Work task:
Which of the lines below include "joystick"? Each one should be copied out.

Component data from apps and pages:
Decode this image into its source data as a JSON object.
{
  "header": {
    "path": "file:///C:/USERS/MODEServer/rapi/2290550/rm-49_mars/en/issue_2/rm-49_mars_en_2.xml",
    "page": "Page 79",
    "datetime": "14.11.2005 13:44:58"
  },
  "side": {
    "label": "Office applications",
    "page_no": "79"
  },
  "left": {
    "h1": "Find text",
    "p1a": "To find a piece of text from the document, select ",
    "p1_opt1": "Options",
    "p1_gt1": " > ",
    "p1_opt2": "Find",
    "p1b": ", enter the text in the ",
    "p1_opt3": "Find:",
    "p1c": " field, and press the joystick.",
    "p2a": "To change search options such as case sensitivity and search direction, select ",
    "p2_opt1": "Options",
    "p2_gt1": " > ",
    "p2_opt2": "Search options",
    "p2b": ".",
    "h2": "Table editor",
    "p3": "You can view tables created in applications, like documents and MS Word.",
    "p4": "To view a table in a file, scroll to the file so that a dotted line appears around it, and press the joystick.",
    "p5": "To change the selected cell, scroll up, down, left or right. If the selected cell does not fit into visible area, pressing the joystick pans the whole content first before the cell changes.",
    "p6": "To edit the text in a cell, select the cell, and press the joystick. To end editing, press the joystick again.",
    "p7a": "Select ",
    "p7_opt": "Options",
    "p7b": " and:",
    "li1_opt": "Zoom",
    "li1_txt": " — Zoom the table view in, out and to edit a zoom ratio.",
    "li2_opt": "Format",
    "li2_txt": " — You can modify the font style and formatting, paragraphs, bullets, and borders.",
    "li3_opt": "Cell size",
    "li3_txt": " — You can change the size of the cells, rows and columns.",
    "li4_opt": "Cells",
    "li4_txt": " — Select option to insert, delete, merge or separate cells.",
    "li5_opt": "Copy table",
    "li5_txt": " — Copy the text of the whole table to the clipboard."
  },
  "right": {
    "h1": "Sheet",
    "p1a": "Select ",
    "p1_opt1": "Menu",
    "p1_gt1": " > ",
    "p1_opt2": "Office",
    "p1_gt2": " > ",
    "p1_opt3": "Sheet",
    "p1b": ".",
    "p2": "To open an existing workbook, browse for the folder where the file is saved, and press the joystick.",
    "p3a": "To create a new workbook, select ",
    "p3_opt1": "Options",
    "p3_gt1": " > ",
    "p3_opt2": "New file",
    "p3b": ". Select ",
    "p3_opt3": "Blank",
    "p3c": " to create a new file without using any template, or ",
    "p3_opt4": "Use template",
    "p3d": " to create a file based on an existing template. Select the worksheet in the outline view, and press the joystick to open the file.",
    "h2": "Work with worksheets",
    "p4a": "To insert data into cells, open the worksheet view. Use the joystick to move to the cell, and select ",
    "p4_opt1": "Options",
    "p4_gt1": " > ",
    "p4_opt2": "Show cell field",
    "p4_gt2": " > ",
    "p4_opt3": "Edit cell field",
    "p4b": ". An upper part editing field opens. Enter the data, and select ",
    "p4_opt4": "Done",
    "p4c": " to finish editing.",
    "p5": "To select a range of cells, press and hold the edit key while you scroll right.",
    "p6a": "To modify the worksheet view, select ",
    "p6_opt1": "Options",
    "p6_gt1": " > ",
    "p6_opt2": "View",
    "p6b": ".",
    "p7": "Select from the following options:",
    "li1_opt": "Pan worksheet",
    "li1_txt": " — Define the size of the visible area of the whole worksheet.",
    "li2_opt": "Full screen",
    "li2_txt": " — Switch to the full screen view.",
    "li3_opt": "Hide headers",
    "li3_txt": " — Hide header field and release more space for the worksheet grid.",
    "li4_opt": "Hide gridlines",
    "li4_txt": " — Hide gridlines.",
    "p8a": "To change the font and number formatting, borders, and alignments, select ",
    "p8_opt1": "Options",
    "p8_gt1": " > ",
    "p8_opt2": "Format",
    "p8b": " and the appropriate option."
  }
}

Answer to this exercise:
    "p1c": " field, and press the joystick.",
    "p4": "To view a table in a file, scroll to the file so that a dotted line appears around it, and press the joystick.",
    "p5": "To change the selected cell, scroll up, down, left or right. If the selected cell does not fit into visible area, pressing the joystick pans the whole content first before the cell changes.",
    "p6": "To edit the text in a cell, select the cell, and press the joystick. To end editing, press the joystick again.",
    "p2": "To open an existing workbook, browse for the folder where the file is saved, and press the joystick.",
    "p3d": " to create a file based on an existing template. Select the worksheet in the outline view, and press the joystick to open the file.",
    "p4a": "To insert data into cells, open the worksheet view. Use the joystick to move to the cell, and select ",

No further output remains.